Extracted entries >>
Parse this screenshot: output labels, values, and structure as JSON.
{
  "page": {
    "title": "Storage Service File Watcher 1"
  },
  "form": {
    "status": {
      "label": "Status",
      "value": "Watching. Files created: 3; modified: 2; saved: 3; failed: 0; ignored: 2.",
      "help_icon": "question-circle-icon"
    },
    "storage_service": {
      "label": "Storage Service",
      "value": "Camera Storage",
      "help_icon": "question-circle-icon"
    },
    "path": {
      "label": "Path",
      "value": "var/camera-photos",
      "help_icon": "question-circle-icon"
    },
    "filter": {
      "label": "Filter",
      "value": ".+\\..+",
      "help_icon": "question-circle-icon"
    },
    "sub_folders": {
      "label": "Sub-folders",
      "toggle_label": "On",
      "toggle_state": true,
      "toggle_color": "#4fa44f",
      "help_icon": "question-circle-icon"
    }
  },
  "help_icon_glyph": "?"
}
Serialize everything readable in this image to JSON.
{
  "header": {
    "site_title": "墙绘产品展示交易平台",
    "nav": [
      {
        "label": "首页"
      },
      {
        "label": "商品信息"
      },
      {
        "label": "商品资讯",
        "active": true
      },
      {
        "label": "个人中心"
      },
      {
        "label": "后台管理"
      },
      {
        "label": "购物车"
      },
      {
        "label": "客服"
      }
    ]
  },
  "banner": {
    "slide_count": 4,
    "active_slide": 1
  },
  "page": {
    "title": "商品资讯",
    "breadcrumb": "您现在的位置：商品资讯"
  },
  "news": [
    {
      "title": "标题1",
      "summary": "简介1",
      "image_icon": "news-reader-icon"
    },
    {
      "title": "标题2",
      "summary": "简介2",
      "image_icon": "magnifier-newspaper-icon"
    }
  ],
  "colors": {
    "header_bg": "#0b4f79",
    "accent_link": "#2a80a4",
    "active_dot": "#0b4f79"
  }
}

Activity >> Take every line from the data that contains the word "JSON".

Answer to the problem >>
Parse this screenshot: output labels, values, and structure as JSON.
Serialize everything readable in this image to JSON.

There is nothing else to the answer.